Maybe you just ran into a bit of money and you are wondering what to do with it. Should you pay off an existing debt at 25% interest? Should you put it in a savings account for 1% interest? Should you buy something you want? It can be a real tough decision.
Let’s look at these options in more detail below so we can figure out the best place to put that money.
Pay Off Debt
If you focus on paying down your debt first, you are decreasing how much you pay in interest and potential penalties like late fees. The problem is that when something inevitable happens – your car breaks down, you get sick, that sort of thing – you’ll likely fall back on your credit card instead of your savings account and add more debt.
Check out our debt calculator to find out how much interest you’ll pay on your credit card balances.
The good side of this is that you have money in your savings. The bad side is that you have more debt and have been potentially paying a lot of interest charges. And you may even approach retirement with debt, which can mean more working and budgeting with less relaxing.
Find out more about having debt when you retire. Read our article Thinking about retirement? Get a handle on your debt first!
When to Pay off Debt First
If you have a lot of high interest credit cards, focus on paying them down. Look for lower interest credit cards with balance transfer options.
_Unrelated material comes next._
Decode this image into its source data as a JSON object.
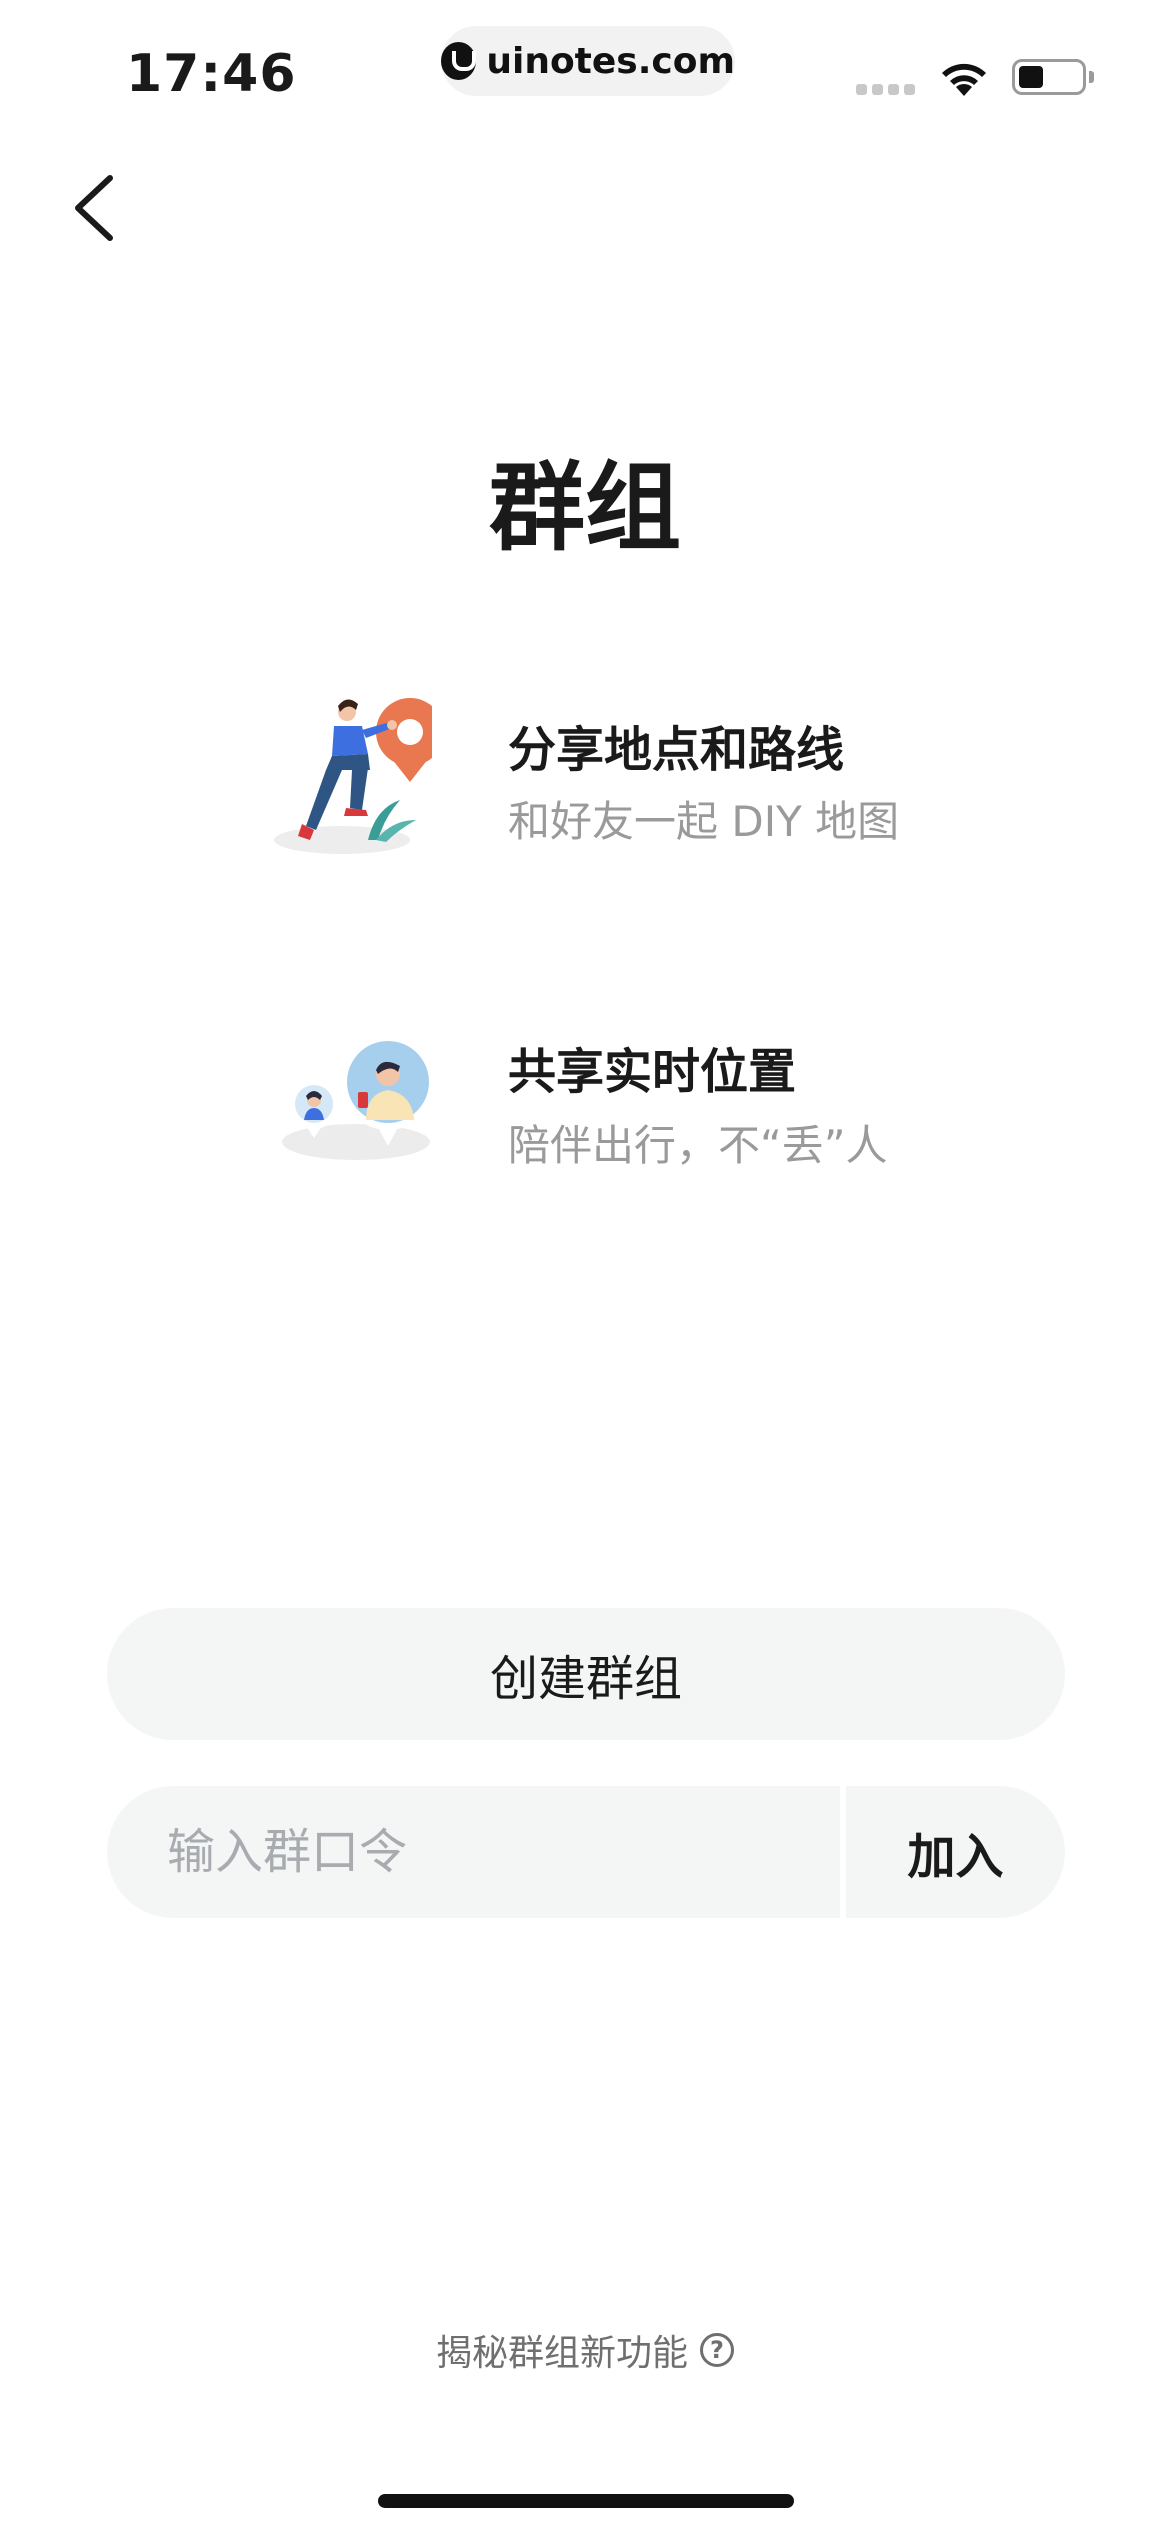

Hint: read the fine print to make sure it is a good deal. You can consolidate your credit card bills by getting a lower interest loan.
When to Put Savings Goals First
If you do not have high interest loans, you can focus on saving up $1000 first and then start saving three to six months worth of expenses. You can use this money to cover those unexpected events like car repair bills, instead of running up more credit card debt. Once you have this savings built up, you can then pay off your debt and start saving for retirement.
Using a 401K to Pay off Debt
If you are fortunate enough to have a 401K, should you cash out your 401K to pay off debt? The short answer, possibly. Since you will pay income tax on the withdrawal and incur additional tax penalties, it probably only makes sense to pull out 401K funds if your debt interest rate is greater than 18 or 20%. You should talk to a financial advisor before you take this step.
Using Savings to Pay Off Debt
If you have savings, should you use it to pay down debt? Yes, but do not drain your savings. Instead, try to keep at least 6 months of expenses in your savings account. Use the rest to strategically pay off your debt. Either pay off the highest interest debt first or pay off smaller debts. We discuss some techniques to start saving money in “How to get out of debt in 2020.”
How to Save Money While Paying Off Debt
The blended technique — saving money and paying off debt — offers the best of both worlds. Set a reasonable savings goal — usually $1000, cut expenses, and live on a very strict budget. Then put half of any extra money into savings while you use the other half to pay down debt. The biggest secret is to not run up more debt while you are paying down your existing debt.
What if I Can’t Pay Down My Debt?
If you are unable to make even the minimum payments and putting aside savings is a distant dream, there is still help available for debt relief. You may benefit from credit counseling, debt consolidation, or debt settlement. Each option has drawbacks and each has benefits. Pacific Debt Inc consultants will explain your options to you and help you find the best solution for your unique situation. Your initial consultation is free.
Pacific Debt, Inc
Pacific Debt Inc is one of the leading debt settlement companies in the US. We help you understand your options and whether or not debt settlement is your best option. If it is not, we will refer you to a trusted partner who may be more appropriate for your financial situation.
If you’d like more information on debt settlement or have more than $10,000 in credit card debt that you can’t repay, contact Pacific Debt, Inc. We may be able to help you become debt free in 2 to 4 years and we’ve settled over $300 million in debt for our customers since 2002.
Once you’ve completed our debt settlement program, your financial situation should start to improve. You’ll then be able to take the money you once had to pay towards your debt, and be able to use it for other purposes like saving, investing, retirement, etc.
Pacific Debt, Inc is accredited with the American Fair Credit Council and is an A+ member of the Better Business Bureau. We rate very highly in Top Consumer Reviews, Top Ten Reviews, Consumers Advocate, Consumer Affairs, Trust Pilot, and US News and World Report.
Pacific Debt is currently providing debt relief coverage in the following states:
Alabama, Alaska, Arizona, Arkansas, California, Colorado, District of Columbia, Florida, Idaho, Indiana, Kentucky, Louisiana, Massachusetts, Maryland, Michigan, Minnesota, Missouri, Mississippi, Montana, North Carolina, Nebraska, New Mexico, New York, Oklahoma, Pennsylvania, South Dakota, Texas, Utah, Virginia, Wisconsin
* Other states can be connected to one of our trusted partners
For more information, contact one of our debt specialists today. The initial consultation is free, and our debt experts will explain to you all your options.